# Problem details:
Where a line holds the word "EDIT", copy it from the records.

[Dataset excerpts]

******************************

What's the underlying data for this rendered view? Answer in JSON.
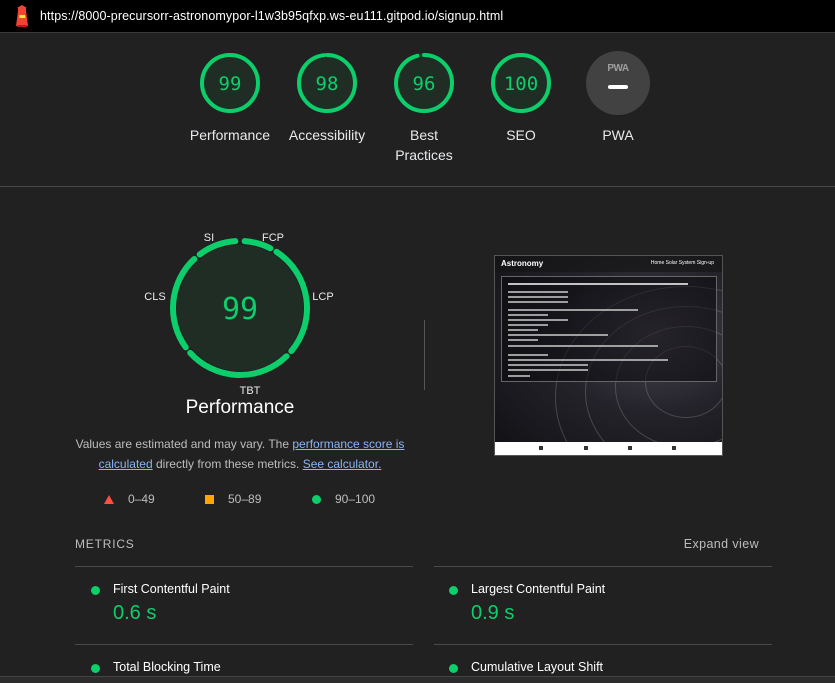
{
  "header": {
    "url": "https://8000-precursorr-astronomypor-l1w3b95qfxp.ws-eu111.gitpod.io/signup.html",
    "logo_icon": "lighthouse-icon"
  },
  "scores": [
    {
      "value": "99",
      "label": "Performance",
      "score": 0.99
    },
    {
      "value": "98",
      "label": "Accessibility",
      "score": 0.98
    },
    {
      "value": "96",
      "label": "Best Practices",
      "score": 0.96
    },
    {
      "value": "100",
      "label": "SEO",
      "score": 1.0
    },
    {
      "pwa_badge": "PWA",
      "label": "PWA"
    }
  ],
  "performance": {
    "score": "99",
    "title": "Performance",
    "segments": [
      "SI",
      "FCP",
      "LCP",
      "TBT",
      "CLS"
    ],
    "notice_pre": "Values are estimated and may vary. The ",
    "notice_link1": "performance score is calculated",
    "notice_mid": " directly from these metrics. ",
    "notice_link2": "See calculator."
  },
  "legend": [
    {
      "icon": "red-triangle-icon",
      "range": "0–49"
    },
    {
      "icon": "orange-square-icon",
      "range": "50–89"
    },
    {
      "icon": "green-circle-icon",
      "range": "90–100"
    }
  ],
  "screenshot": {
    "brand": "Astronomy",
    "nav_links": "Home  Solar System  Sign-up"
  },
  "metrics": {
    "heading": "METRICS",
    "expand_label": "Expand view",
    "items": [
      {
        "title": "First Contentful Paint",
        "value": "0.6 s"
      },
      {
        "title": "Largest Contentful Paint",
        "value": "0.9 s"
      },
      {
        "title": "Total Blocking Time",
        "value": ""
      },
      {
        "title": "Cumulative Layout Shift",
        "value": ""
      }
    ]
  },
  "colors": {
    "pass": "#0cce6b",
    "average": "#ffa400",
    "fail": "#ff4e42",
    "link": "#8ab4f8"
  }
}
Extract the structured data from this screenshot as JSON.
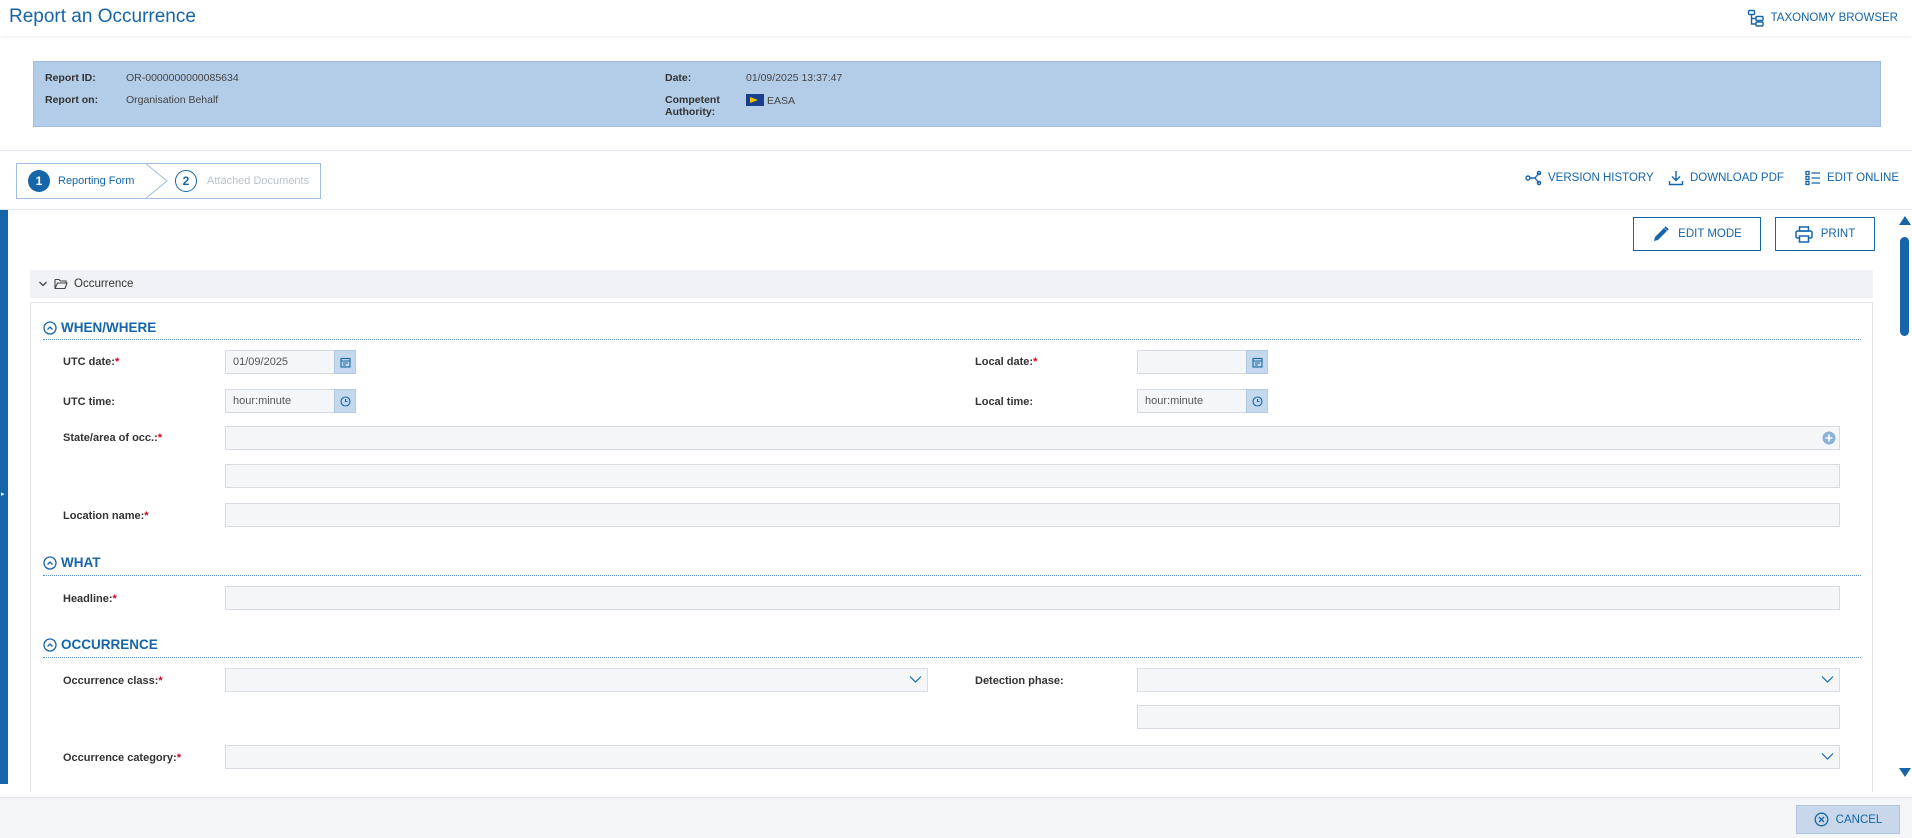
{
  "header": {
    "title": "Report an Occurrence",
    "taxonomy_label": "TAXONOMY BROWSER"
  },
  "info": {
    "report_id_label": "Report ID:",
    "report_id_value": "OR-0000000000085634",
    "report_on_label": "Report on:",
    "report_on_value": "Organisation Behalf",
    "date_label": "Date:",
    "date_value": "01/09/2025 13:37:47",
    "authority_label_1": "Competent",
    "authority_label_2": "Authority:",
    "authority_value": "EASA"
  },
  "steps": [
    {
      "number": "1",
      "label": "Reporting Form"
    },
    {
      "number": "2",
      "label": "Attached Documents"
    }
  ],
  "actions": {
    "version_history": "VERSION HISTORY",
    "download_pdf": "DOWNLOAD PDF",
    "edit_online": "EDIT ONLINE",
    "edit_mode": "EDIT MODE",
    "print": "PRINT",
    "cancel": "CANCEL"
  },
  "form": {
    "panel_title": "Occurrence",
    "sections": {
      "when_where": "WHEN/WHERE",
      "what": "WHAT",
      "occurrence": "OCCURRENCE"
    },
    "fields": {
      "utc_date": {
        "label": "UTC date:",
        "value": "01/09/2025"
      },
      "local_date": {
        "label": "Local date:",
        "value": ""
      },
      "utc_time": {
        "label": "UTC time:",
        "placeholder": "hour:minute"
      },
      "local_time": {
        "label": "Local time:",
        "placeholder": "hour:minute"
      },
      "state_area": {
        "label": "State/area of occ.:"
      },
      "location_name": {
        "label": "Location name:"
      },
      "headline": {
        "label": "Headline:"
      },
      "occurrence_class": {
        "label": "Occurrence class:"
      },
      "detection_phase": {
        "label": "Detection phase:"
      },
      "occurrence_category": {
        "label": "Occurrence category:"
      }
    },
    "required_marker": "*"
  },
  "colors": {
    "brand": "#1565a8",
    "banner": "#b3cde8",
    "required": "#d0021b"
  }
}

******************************

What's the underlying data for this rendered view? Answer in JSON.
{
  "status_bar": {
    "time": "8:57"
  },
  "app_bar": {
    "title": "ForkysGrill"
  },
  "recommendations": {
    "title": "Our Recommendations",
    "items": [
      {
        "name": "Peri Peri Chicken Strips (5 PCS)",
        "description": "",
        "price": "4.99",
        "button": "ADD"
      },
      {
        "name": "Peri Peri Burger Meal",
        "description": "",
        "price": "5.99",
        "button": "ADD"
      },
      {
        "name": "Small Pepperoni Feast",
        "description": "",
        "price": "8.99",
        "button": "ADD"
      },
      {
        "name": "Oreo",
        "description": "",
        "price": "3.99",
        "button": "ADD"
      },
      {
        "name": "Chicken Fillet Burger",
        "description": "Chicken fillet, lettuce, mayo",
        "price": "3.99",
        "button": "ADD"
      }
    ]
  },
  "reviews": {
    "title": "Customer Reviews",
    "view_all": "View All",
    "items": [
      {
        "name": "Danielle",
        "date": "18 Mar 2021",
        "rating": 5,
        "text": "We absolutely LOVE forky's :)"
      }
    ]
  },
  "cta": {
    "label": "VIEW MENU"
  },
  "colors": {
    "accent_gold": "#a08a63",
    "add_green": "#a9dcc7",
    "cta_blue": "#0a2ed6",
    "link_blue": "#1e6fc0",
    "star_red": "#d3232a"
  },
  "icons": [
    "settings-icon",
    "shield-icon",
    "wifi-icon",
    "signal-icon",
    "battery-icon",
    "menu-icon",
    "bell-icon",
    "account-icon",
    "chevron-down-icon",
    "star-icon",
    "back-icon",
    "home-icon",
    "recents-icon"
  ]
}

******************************

# Written reply:
    "edit_online": "EDIT ONLINE",
    "edit_mode": "EDIT MODE",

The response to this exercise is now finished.